Published on June 8th, 2010 | by Kev Adams1
I love my Android phone
The new iPhone is out and looks like an awesome piece of kit but I won’t be getting one. Putting the ethical and political considerations aside (and there are many to be aware of with Apple’s closed technology too) I still think Android is the way to go. For me at least.
I waited sometime for Android to mature before taking the leap and when I saw the reviews for the HTC Desire thought it was time to dive in. And am I impressed!
One of the painful aspects of setting up a new phone can be transferring data but if you already do much of your work and play in the cloud, as I do, Android is built to import contact lists and calendars. I have to confess at this point that I’m something of a Google pimp, I LOVE Google. And in case you hadn’t heard Android is built by Google so it’s a natural fit. The first time I connected to my Gmail account all of my contacts were automatically imported to my phone. Impressive enough as that is I was even more impressed the first time that I connected to my facebook account. The mobile numbers of all of my contacts who had set up Facebook mobile were imported too.
One quick word of warning though – all of you facebook connected people out there try to remember to keep your mobile numbers up to date. Didn’t take me long to spot that one hehe!
Like any modern smart phone, social networking is a big part of it’s reason to exist. Facebook integration is good but why no inbox/messaging from the default app? I can still use the web browser to do that as the mobile site is excellent but I can’t message with the built in facebook application. My other gripe is with Peep the built in twitter application. In the first 48 hours that I used my phone I was appalled at how quickly the battery drained. Then I did a quick search and found out that Peep was blamed by other users so I’ve since installed the official Twitter app, which is a much better solution all round. Unfortunately it’s not possible to uninstall Peep but I’m much happier with the official Twitter app. Battery life is so much better without Peep running. Don’t forget that Android is already multi-tasking so apps will run in the background. I’m presuming that Peep was the best application available at the time my phones Android 2.1 OS was finalised?
Web browsing is a breeze and most sites get converted to suit the mobile format and aspect (it’ll detect shifts from landscape to portrait automatically) very quickly. A quick tap or pinch will zoom in or out and swipes scroll around.
The camera isn’t bad either, it’s 5 megapixels, has a flash and is reasonably quick too. The latter is all important if you have kids. A tap on the screen changes the focus zone and it’s really simple to post your photos to social networks such as facebook, twitter, flickr etc. That’s with the default photo application although there are plenty of alternatives for people who’d like to experiment more with on phone processing, time lapse, effects etc.

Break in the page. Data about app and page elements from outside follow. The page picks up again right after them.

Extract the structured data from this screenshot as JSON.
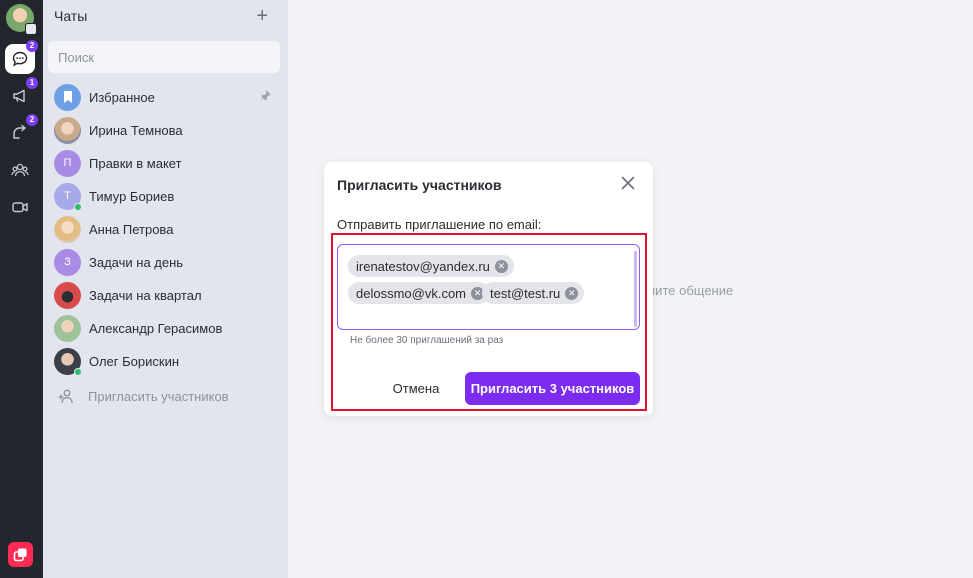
{
  "rail": {
    "badges": {
      "chats": "2",
      "channels": "1",
      "threads": "2"
    }
  },
  "sidebar": {
    "title": "Чаты",
    "search_placeholder": "Поиск",
    "chats": [
      {
        "name": "Избранное",
        "avatar": "bookmark",
        "color": "#6ea0e6",
        "pinned": true
      },
      {
        "name": "Ирина Темнова",
        "avatar": "photo",
        "color": "#b89c8a"
      },
      {
        "name": "Правки в макет",
        "avatar": "П",
        "color": "#a98be6"
      },
      {
        "name": "Тимур Бориев",
        "avatar": "Т",
        "color": "#a7a9e8",
        "online": true
      },
      {
        "name": "Анна Петрова",
        "avatar": "photo",
        "color": "#e0b98a"
      },
      {
        "name": "Задачи на день",
        "avatar": "З",
        "color": "#a98be6"
      },
      {
        "name": "Задачи на квартал",
        "avatar": "photo",
        "color": "#d94b4b"
      },
      {
        "name": "Александр Герасимов",
        "avatar": "photo",
        "color": "#7fb08a"
      },
      {
        "name": "Олег Борискин",
        "avatar": "photo",
        "color": "#5b6270",
        "online": true
      }
    ],
    "invite_label": "Пригласить участников"
  },
  "main": {
    "hint": "ните общение"
  },
  "modal": {
    "title": "Пригласить участников",
    "email_label": "Отправить приглашение по email:",
    "emails": [
      "irenatestov@yandex.ru",
      "delossmo@vk.com",
      "test@test.ru"
    ],
    "limit_hint": "Не более 30 приглашений за раз",
    "cancel_label": "Отмена",
    "submit_label": "Пригласить 3 участников"
  },
  "colors": {
    "accent": "#7b2cf0",
    "highlight": "#e0112b"
  }
}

Personally I like to have a reasonable camera on my phone and have had 5 megpixels and a flash for a few years now. Let’s face it though however many megapixels are available via the image sensor, the optics crammed into a tiny phone device will still be a limiting factor.
Considering the explosive growth of Android and the vast collection of applications already available I’m really happy with my choice. Android market place is the official home for “approved” apps although you can change the settings for your phone and take a chance on third party apps from anywhere you like if you find something that’s not in Android market yet.
Some of the highlights that I’ve found so far include Google Skymaps. Just point it at the sky and see a realtime view of the stars (including constellation names) and planets. Google maps is integrated brilliantly (as you’d expect) including street view. Google calendar works a treat too. Wherever I update my calendars they show on my phone too including alarms and email notifications. Racing game Asphalt runs a treat on the Desire and tilt and touch screen controls are pretty easy to use. Unfortunately the same can’t be said for some of the other games I’ve found where touch screen controls replace console style D-pads. Which is a shame as I’d have loved to use the nintendo and sega emulators that I’ve found. If you have kids DON’T let them see Mole hunt, an incredibly more’ish whack a mole style game. Not if you want to see your phone again.
More great stuff to come from Google too. Apparently the US version of Google Talk takes care of voice mail and provides a transcoded (speech to text) summary of messages too. I’ve not tried it yet but Google Translate, translates speech to text and text to speech. Sounds like the future to me that.